“For example, with paid commission, lenders may only use 50% or 20% of this or even nothing. I have seen lenders until recently lend up to 5.5x income if you are employed and 4.49x if you are self employed.

“Unwittingly, they are creating a two-tiered lending system. We all need to realise that the landscape in the UK is changing: work is moving remote, hybrid, flexible and more project-based. Entrepreneurs drive the UK economy, they create jobs, growth and wealth and it’s about time they were given a level playing field.”

Imogen Sporle, head of property finance Finanze, said: “Lots of mortgage lenders will still only base your lending on your contracted hours even if you regularly do overtime, or those that will take the overtime into account will only take a proportion of it into account. This can be so frustrating as you may be working 45 hours a week making a very good income but you can only borrow a fraction of what you want because the lender is basing your affordability on a 15-hour work week.”

Christopher Hall, director of broker, Mortgage Guardian, added: “Visa holders are another disadvantaged group as they have not usually been in the country very long before wanting to get onto the property ladder. Despite mostly being high-quality applicants, visa holders are at the mercy of lending criteria as they do not hold ‘indefinite leave to remain’. Lenders have made it even harder post-Brexit with the minimum period needed to live in the UK vastly extended.”

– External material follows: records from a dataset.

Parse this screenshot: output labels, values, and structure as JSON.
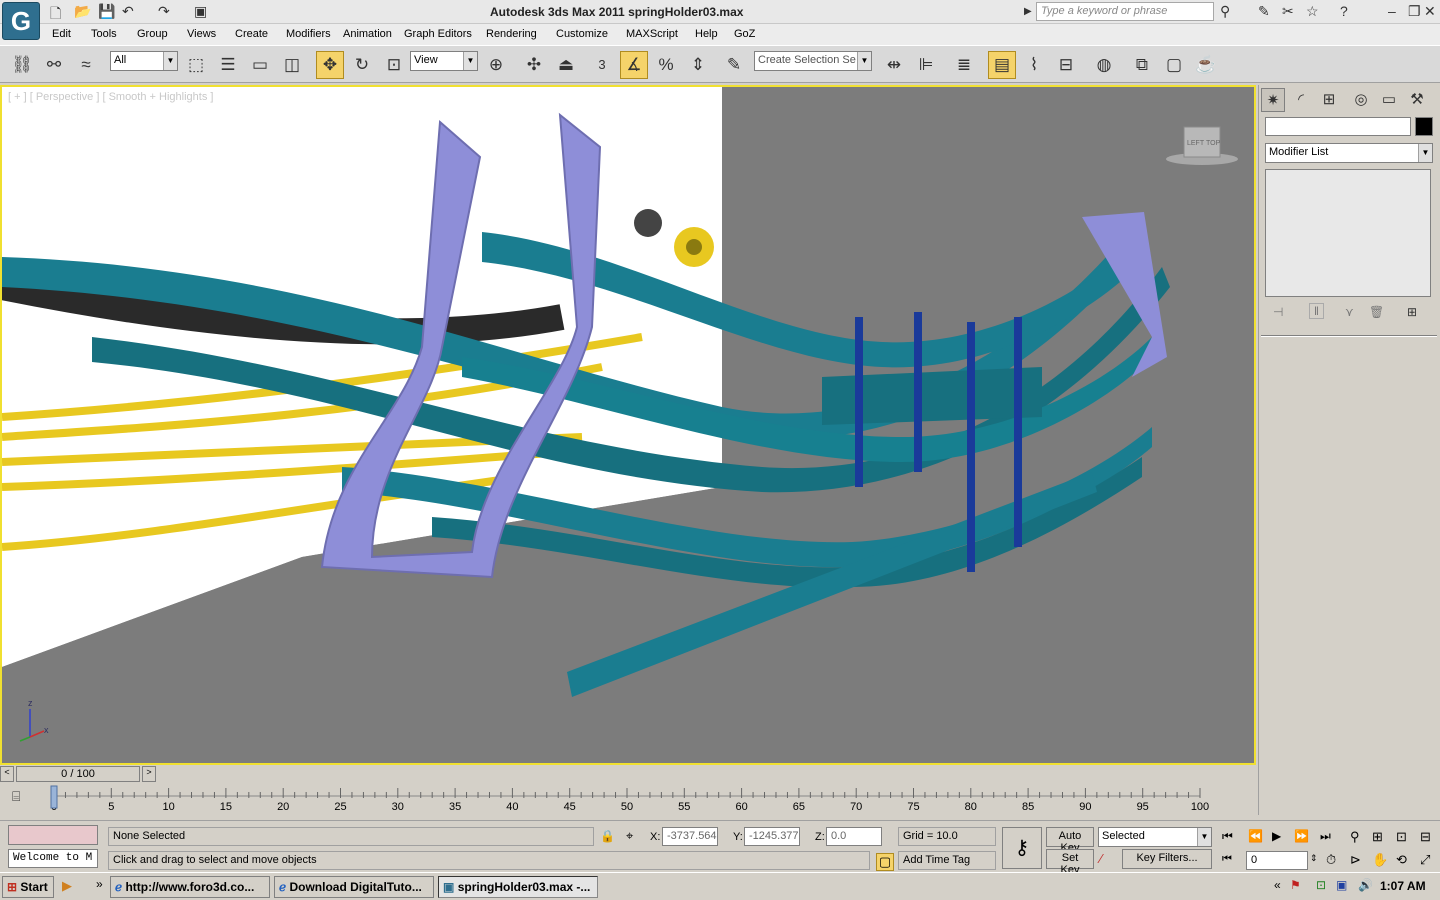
{
  "app": {
    "title": "Autodesk 3ds Max  2011     springHolder03.max",
    "search_placeholder": "Type a keyword or phrase",
    "logo": "G"
  },
  "menu": [
    "Edit",
    "Tools",
    "Group",
    "Views",
    "Create",
    "Modifiers",
    "Animation",
    "Graph Editors",
    "Rendering",
    "Customize",
    "MAXScript",
    "Help",
    "GoZ"
  ],
  "toolbar": {
    "filter_value": "All",
    "refcoord_value": "View",
    "selection_set_placeholder": "Create Selection Se",
    "snap_value": "3"
  },
  "viewport": {
    "label": "[ + ] [ Perspective ] [ Smooth + Highlights ]",
    "viewcube_left": "LEFT",
    "viewcube_top": "TOP",
    "axis_z": "z",
    "axis_x": "x",
    "colors": {
      "spring": "#1a7d90",
      "bracket": "#8e8ed8",
      "background_wall": "#ffffff",
      "yellow": "#e8c820",
      "bg": "#7c7c7c"
    }
  },
  "command_panel": {
    "modifier_list": "Modifier List"
  },
  "timeslider": {
    "value": "0 / 100",
    "ticks": [
      "0",
      "5",
      "10",
      "15",
      "20",
      "25",
      "30",
      "35",
      "40",
      "45",
      "50",
      "55",
      "60",
      "65",
      "70",
      "75",
      "80",
      "85",
      "90",
      "95",
      "100"
    ]
  },
  "status": {
    "maxscript_listener": "Welcome to M",
    "selection": "None Selected",
    "prompt": "Click and drag to select and move objects",
    "x_label": "X:",
    "x_value": "-3737.564",
    "y_label": "Y:",
    "y_value": "-1245.377",
    "z_label": "Z:",
    "z_value": "0.0",
    "grid": "Grid = 10.0",
    "add_time_tag": "Add Time Tag",
    "auto_key": "Auto Key",
    "set_key": "Set Key",
    "key_mode": "Selected",
    "key_filters": "Key Filters...",
    "frame": "0"
  },
  "taskbar": {
    "start": "Start",
    "tasks": [
      "http://www.foro3d.co...",
      "Download DigitalTuto...",
      "springHolder03.max -..."
    ],
    "clock": "1:07 AM"
  }
}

NHS workers

Rob Peters, director of Simple Fast Mortgage, said even some NHS workers can struggle to get a mortgage. He explained: “NHS shifts are effectively zero hour contracts, but some lenders will accept this work at 100% with only a few payslips.

“However, if you work for the same NHS via an agency you will likely need 12 months of work history for most mortgage lenders.”

He added: “The true unmortgageables are those who are stuck in flats that have cladding issues that have not been rectified by the freehold owner. You can’t remortgage because 99% of lenders won’t touch it without an EWS1 form confirming it’s up to standard. You can’t sell, either, because buyers can’t raise finance on it.”

Natalie Hines, founder at Sutton Coldfield-based Premier One Mortgages, said: “I help clients who work in the TV industry on short-term fixed rate contracts. They all have different ways of being paid.

“Some are limited company directors, some are sole traders and some are employed on fixed term contracts from anywhere from two weeks to two years and to complicate things further some are a mix of employed and self-employed. It really helps choosing a broker who knows which lenders will be willing to assist in different circumstances. I had a client recently on a fixed rate contract who was advised they won’t be able to secure a mortgage when this is absolutely not the case.”

Get broker support

Rhys Schofield, managing director at Derbyshire-based mortgage advisers, Peak Money said it’s very rare for someone to be truly unmortgageable and agreed that broker advice was vital.

“The problem seems to be that too many people may speak to one or two high street banks, get knocked back and think that’s it,” he explained. “The reality is that if you speak to a good mortgage broker with a specialism in your field, there will often be a solution.”

Anil Mistry, director at Leicester-based broker, RNR Mortgage Solutions, agreed: “The bottom line here is that if your circumstances are anything even marginally complex, such as being a contractor or self-employed, then approach a broker and don’t go directly to a lender.”